Looking through maps, I noticed that we had not yet explored the Copper Globe area of the San Rafael Swell. That looked like an excellent ATV trip so Saturday morning, David and I headed there.
Just before hitting the San Rafael Swell, we stopped at a Rest Stop where years earlier, we had located a small class D natural arch now called Rest Stop Arch.This was near the head of Muligan Wash.
A little further down the road, we parked just south of the I-70 freeway in an ATV unload area. We then headed east and then south down the Golden Globe and Link Flats road. The road crosses Devils Canyon and quickly becomes a rocky jeep trail. I could have driven it in my Ford Explorer Sport but it would have been a very slow ride as I negotiated over the rock obstacles. However, on ATVs the ride was much faster and more enjoyable.
Along the road, we were passed by much quicker dirt bikers. (ATV’s may be faster than jeeps, but we are turtles compared to motocross dirt bike.)
Also along the way, we passed a small herd of wild horses. From the many tracks in the area, this seems to be a popular area for wild horses. I even noticed one set of horse tracks that showed that they had horse shoes. Either someone had turned their horse loose or a horse had gone rogue and joined a wild herd.
The biggest problem with riding ATVs in an area with wild horses is their tendency to “mark” their territory (usually in the middle of a trail) with horse droppings that grow taller and taller over the years. After a while, this becomes a formidable trail “obstacle”. (Insert joke here.)
We stopped at “Shepherds End” to examine a marble monument that documented the killing of a sheepherder back in the sheep vs. cattle war era of the 1900’s. Then we drove a short distance down the road to the Copper Globe.
The Copper Globe refers to an old copper mine on the side of a sandstone dome. The Copper Globe Mine has long since been abandoned but there are still miner’s shacks and open mine shafts which makes the area interesting to visit. Here we caught up with the dirt bikers who turned out to be a bunch of 25 to 30 year-olds from the Salt Lake and Ogden area.
We wandered around the mine area for a while and I even found a couple of Indian petroglyphs on the nearby cliff. I wonder if Indians utilized the ground level copper deposits somehow.
We also drove around to the south side of the sandstone dome where we found more miner shacks and a single shaft that is now surrounded by a chain link fence to keep people out and to keep idiots from falling in.

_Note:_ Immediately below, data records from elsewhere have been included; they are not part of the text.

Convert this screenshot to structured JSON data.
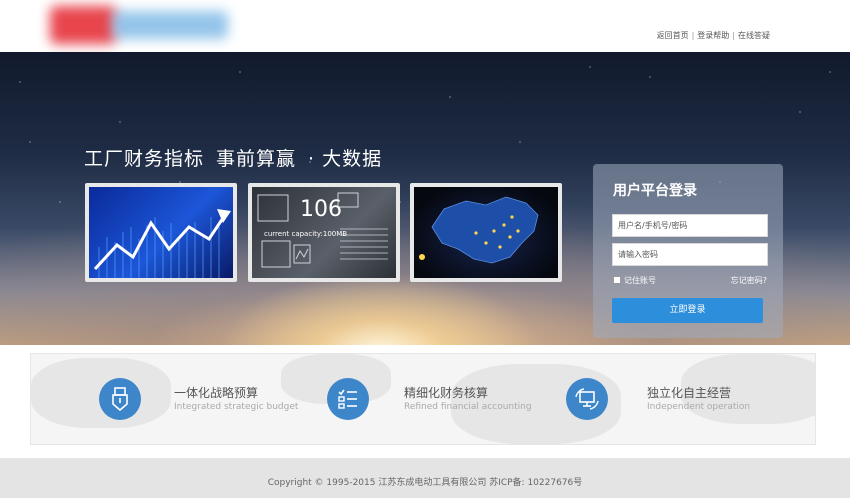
{
  "header": {
    "links": [
      "返回首页",
      "登录帮助",
      "在线答疑"
    ],
    "separator": "|"
  },
  "hero": {
    "title_part1": "工厂财务指标",
    "title_part2": "事前算赢",
    "title_part3": "· 大数据",
    "thumb2_number": "106",
    "thumb2_caption": "current capacity:100MB"
  },
  "login": {
    "title": "用户平台登录",
    "username_placeholder": "用户名/手机号/密码",
    "password_placeholder": "请输入密码",
    "remember_label": "记住账号",
    "forgot_label": "忘记密码?",
    "submit_label": "立即登录",
    "button_color": "#2d8fdb"
  },
  "features": [
    {
      "title": "一体化战略预算",
      "subtitle": "Integrated strategic budget",
      "icon": "usb-stick-icon"
    },
    {
      "title": "精细化财务核算",
      "subtitle": "Refined financial accounting",
      "icon": "checklist-icon"
    },
    {
      "title": "独立化自主经营",
      "subtitle": "Independent operation",
      "icon": "monitor-sync-icon"
    }
  ],
  "footer": {
    "copyright": "Copyright © 1995-2015 江苏东成电动工具有限公司 苏ICP备: 10227676号"
  },
  "colors": {
    "accent": "#3d86c9",
    "footer_bg": "#e4e4e4"
  }
}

Back on the main road, we continued south to Link Flats at the edge of Reds Canyon. Here we drove the side roads that took us out to wonderful lookout points overlooking Reds Canyon and fantastic vistas of the area. Here we could look far to the south where we imagined Seger Hole and the vistas we enjoyed on a previous ATV trip. This was just a different view of the same areas of the interior San Rafael Swell.
One of the roads took us through a cut in the cliffs and out on a ledge overlooking Reds Canyon. We could then ride a road along the ledge until the ledge ran out at a sheer cliff.
As we parked the ATVs so we could walk over to the edge, I noticed that there was a bag under a nearby cedar tree. It turned out to be a RMI food pack that someone had stashed. The plastic was weathered but still viable. I’m guessing that it had been there for at least a year. I don’t know how anyone would end up there needing emergency food though. Interesting.
Once we had explored most of the side trails, we ended up taking the trail west down Cat Canyon. This was mostly a drive down the dry sand and shale creek bed. By then, the shadows were growing long (I hate these short fall days!) so we turned around when the road left the canyon floor and joined a nice Emery County road heading west. It was obvious that this road was much better than the one we had come in on. This was definitely a better access road into Link Flats.
On the way back, we stopped at an area on the north slope that included a number of Ponderosa Pine trees, which seemed out of place for the area. There we found an old collapsed metal dam that they had built to hold back rain runoff water, to use to water cattle. It had collapsed many years earlier but we were surprised to see how heavy the metal was. I would have been quite an effort to build this way out in this remote area.
It took about 45 minutes to hurry back to the vehicle and we got there just as the sun was setting. Total ATV mileage for the day: 36.6 miles.
On the way back home, we took the Emery cutoff road which we had never driven before. It was a slower road but it cut off a number of miles. We need to go back that way in the daylight to get a better look.
Before we arrived in Castledale, we found that we had a flat tire on the Explorer. We limbed into Castledale and parked next to a Maverick station so we could use their air compressor. The tire leaked badly when pumped up so we used the Maverick lights to change the tire.
After a stop in Price for dinner and another in Spanish Fork Canyon for a nap, we got home about midnight.
Another excellent day exploring another corner of Utah!